* **WORK ORDER**
Would you please copy each line of the data in which the string "hours" occurs?

* **Records from a data collection**
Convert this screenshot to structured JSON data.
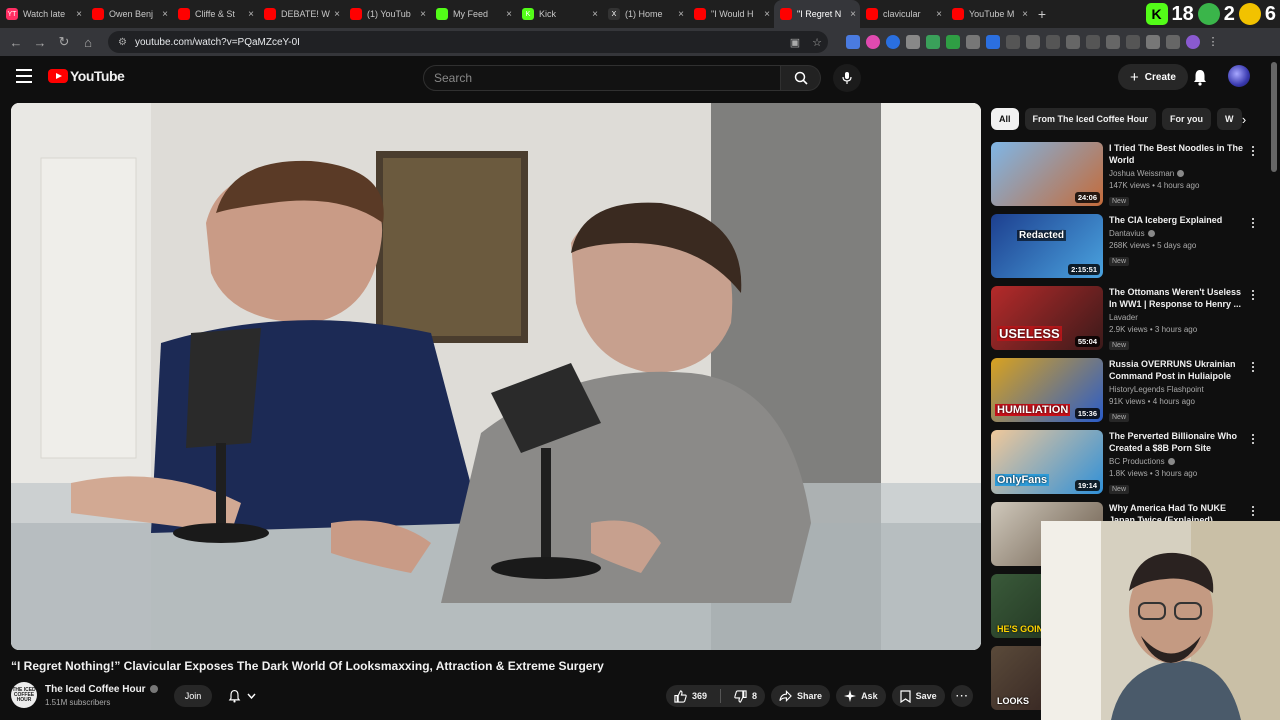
{
  "browser": {
    "tabs": [
      {
        "title": "Watch late",
        "fav_color": "#ff2e63",
        "fav_text": "YT",
        "active": false
      },
      {
        "title": "Owen Benj",
        "fav_color": "#ff0000",
        "fav_text": "",
        "active": false
      },
      {
        "title": "Cliffe & St",
        "fav_color": "#ff0000",
        "fav_text": "",
        "active": false
      },
      {
        "title": "DEBATE! W",
        "fav_color": "#ff0000",
        "fav_text": "",
        "active": false
      },
      {
        "title": "(1) YouTub",
        "fav_color": "#ff0000",
        "fav_text": "",
        "active": false
      },
      {
        "title": "My Feed",
        "fav_color": "#53fc18",
        "fav_text": "",
        "active": false
      },
      {
        "title": "Kick",
        "fav_color": "#53fc18",
        "fav_text": "K",
        "active": false
      },
      {
        "title": "(1) Home",
        "fav_color": "#333333",
        "fav_text": "X",
        "active": false
      },
      {
        "title": "\"I Would H",
        "fav_color": "#ff0000",
        "fav_text": "",
        "active": false
      },
      {
        "title": "\"I Regret N",
        "fav_color": "#ff0000",
        "fav_text": "",
        "active": true
      },
      {
        "title": "clavicular",
        "fav_color": "#ff0000",
        "fav_text": "",
        "active": false
      },
      {
        "title": "YouTube M",
        "fav_color": "#ff0000",
        "fav_text": "",
        "active": false
      }
    ],
    "new_tab_label": "+",
    "top_right": {
      "kick_letter": "K",
      "count_a": "18",
      "count_b": "2",
      "count_c": "6"
    },
    "url": "youtube.com/watch?v=PQaMZceY-0I"
  },
  "youtube": {
    "logo_text": "YouTube",
    "search_placeholder": "Search",
    "create_label": "Create",
    "video": {
      "title": "“I Regret Nothing!” Clavicular Exposes The Dark World Of Looksmaxxing, Attraction & Extreme Surgery",
      "channel": "The Iced Coffee Hour",
      "channel_avatar_text": "THE ICED COFFEE HOUR",
      "subscribers": "1.51M subscribers",
      "join_label": "Join",
      "likes": "369",
      "dislikes": "8",
      "share_label": "Share",
      "ask_label": "Ask",
      "save_label": "Save"
    },
    "chips": [
      {
        "label": "All",
        "active": true
      },
      {
        "label": "From The Iced Coffee Hour",
        "active": false
      },
      {
        "label": "For you",
        "active": false
      },
      {
        "label": "W",
        "active": false
      }
    ],
    "recommendations": [
      {
        "title": "I Tried The Best Noodles in The World",
        "channel": "Joshua Weissman",
        "verified": true,
        "meta": "147K views • 4 hours ago",
        "badge": "New",
        "duration": "24:06",
        "thumb_text": "",
        "thumb_colors": [
          "#7fb6e6",
          "#c46b3a"
        ]
      },
      {
        "title": "The CIA Iceberg Explained",
        "channel": "Dantavius",
        "verified": true,
        "meta": "268K views • 5 days ago",
        "badge": "New",
        "duration": "2:15:51",
        "thumb_text": "Redacted",
        "thumb_colors": [
          "#1d3f8f",
          "#4aa3df"
        ]
      },
      {
        "title": "The Ottomans Weren't Useless In WW1 | Response to Henry ...",
        "channel": "Lavader",
        "verified": false,
        "meta": "2.9K views • 3 hours ago",
        "badge": "New",
        "duration": "55:04",
        "thumb_text": "USELESS",
        "thumb_colors": [
          "#b52a2a",
          "#3a1a1a"
        ]
      },
      {
        "title": "Russia OVERRUNS Ukrainian Command Post in Huliaipole",
        "channel": "HistoryLegends Flashpoint",
        "verified": false,
        "meta": "91K views • 4 hours ago",
        "badge": "New",
        "duration": "15:36",
        "thumb_text": "HUMILIATION",
        "thumb_colors": [
          "#d9a21f",
          "#2a5cc9"
        ]
      },
      {
        "title": "The Perverted Billionaire Who Created a $8B Porn Site",
        "channel": "BC Productions",
        "verified": true,
        "meta": "1.8K views • 3 hours ago",
        "badge": "New",
        "duration": "19:14",
        "thumb_text": "OnlyFans",
        "thumb_colors": [
          "#f0c89a",
          "#2f90d8"
        ]
      },
      {
        "title": "Why America Had To NUKE Japan Twice (Explained)",
        "channel": "",
        "verified": false,
        "meta": "",
        "badge": "",
        "duration": "",
        "thumb_text": "",
        "thumb_colors": [
          "#cfc8bb",
          "#6a5a4a"
        ]
      },
      {
        "title": "",
        "channel": "",
        "verified": false,
        "meta": "",
        "badge": "",
        "duration": "",
        "thumb_text": "HE'S GOIN",
        "thumb_colors": [
          "#3a5a3a",
          "#1a2a1a"
        ]
      },
      {
        "title": "",
        "channel": "",
        "verified": false,
        "meta": "",
        "badge": "",
        "duration": "",
        "thumb_text": "LOOKS",
        "thumb_colors": [
          "#5a4a3a",
          "#2a1a1a"
        ]
      }
    ]
  },
  "colors": {
    "background": "#0f0f0f",
    "surface": "#272727",
    "brand_red": "#ff0000",
    "text_primary": "#f1f1f1",
    "text_secondary": "#aaaaaa"
  }
}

* **EXPECTED ANSWER**
        "meta": "147K views • 4 hours ago",
        "meta": "2.9K views • 3 hours ago",
        "meta": "91K views • 4 hours ago",
        "meta": "1.8K views • 3 hours ago",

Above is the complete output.